iii.                The family comes together when its members assemble, but the body works together when its members function in all these ways.


c.                   If family gatherings can use a house, the body may use tools to accomplish its work.


i.                    A church building may be a tool used to proclaim God’s word, or to accomplish service projects, or to teach people how to live, or to encourage those who are trying, or to develop givers and leaders, or to engage in benevolent works.


ii.                  Remember that when the Lord tells us to do something, his command carries with it the authority to do anything right that is necessary to fulfill that instruction. 

(1)               The family must gather and may use a house to do so.

(2)               The body must function and may use a building to do its work.


iii.                But that means that the point has to be the work of serving God and building people, not the building.  A church building can only be a means to an end – a tool to increase our efforts to do the work we’ve been called to do.


3.                  A church building is a base of operations for an army.


a.                   Be careful to understand what I’m saying here.


i.                    I definitely do not mean that a church building is a fortress to keep the world out and to provide us with a serene escape from life.


ii.                  I mean that it is more like a beachhead which gives us a foothold in the community and from which we can branch out to engage the world in the cause of righteousness.


iii.                A church building can be a base of operations, but not the operation.


b.                  The church is an army of light which exposes the unfruitful works of darkness and overcomes them with what is good and right and true (Eph. 5:8-11).


i.                    Because light invades the darkness and makes things visible (5:13), this army is the aggressor, not merely a passive presence.


ii.                  We do not struggle against flesh and blood but against the spiritual forces of evil (Eph. 6:12), and we don’t wage war according to the flesh with physical weapons but with the truth which takes every thought captive to obey Christ (2 Cor. 10:3-5).
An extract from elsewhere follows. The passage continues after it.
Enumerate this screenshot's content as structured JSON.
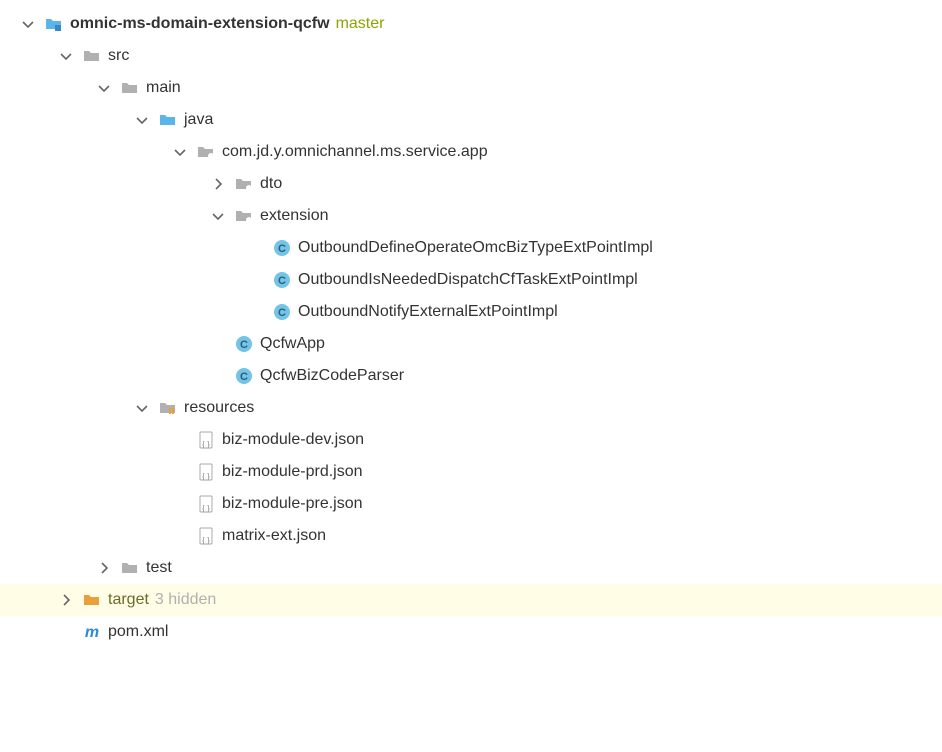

iii.                We are to be soldiers who have put on the whole armor of God so that we will be able to stand in the battle, and who have prepared ourselves with the gospel of peace so that we can contribute to the progress of the kingdom (Eph. 6:13-17).


c.                   A church building is of value only as it contributes to the success of that struggle.
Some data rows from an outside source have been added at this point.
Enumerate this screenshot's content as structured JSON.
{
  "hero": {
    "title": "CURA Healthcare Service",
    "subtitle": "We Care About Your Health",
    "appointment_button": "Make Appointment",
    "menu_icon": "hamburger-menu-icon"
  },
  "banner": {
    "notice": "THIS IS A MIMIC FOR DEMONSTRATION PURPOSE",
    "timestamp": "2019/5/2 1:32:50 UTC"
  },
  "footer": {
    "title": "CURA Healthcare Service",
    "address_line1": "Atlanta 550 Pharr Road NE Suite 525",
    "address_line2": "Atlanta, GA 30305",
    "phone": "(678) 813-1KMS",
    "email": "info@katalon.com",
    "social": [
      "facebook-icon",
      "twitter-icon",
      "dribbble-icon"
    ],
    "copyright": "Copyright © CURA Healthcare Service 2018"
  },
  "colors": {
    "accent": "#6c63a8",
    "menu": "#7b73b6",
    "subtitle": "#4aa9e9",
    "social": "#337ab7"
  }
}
i.                    It can be a staging area where the soldiers get their armor on and plan their campaign for good, but it’s not the battlefield.


ii.                  It can let the community know that we’re here and that we want to be a blessing, but it can’t take on the arguments and opinions that are against the knowledge of God.
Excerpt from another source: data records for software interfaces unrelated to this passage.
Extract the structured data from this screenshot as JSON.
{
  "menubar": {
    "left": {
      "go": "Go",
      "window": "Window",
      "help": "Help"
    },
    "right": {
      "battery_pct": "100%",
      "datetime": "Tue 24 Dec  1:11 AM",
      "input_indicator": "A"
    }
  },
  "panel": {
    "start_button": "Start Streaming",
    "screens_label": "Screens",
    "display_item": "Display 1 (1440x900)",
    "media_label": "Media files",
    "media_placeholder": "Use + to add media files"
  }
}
iii.                We have no use for a clubhouse within which to retreat from the world, but we have every need for a launching place from which we can engage our community on the field or real life.





1.                  We’ve been thinking of the church of the Lord as:


a.                   A family which needs a house in which to gather.


b.                  A body which needs a tool to use.


c.                   An army which needs a base of operations.


2.                  To whatever degree you can appreciate those pictures, you will have some appreciation for why we think of our first year in this facility with a certain sense of gratitude and rejoicing.


3.                  Perhaps you can also see something of a far more important matter:  why you need to be a child in God’s family, a member of Christ’s body, and a soldier of righteousness and peace.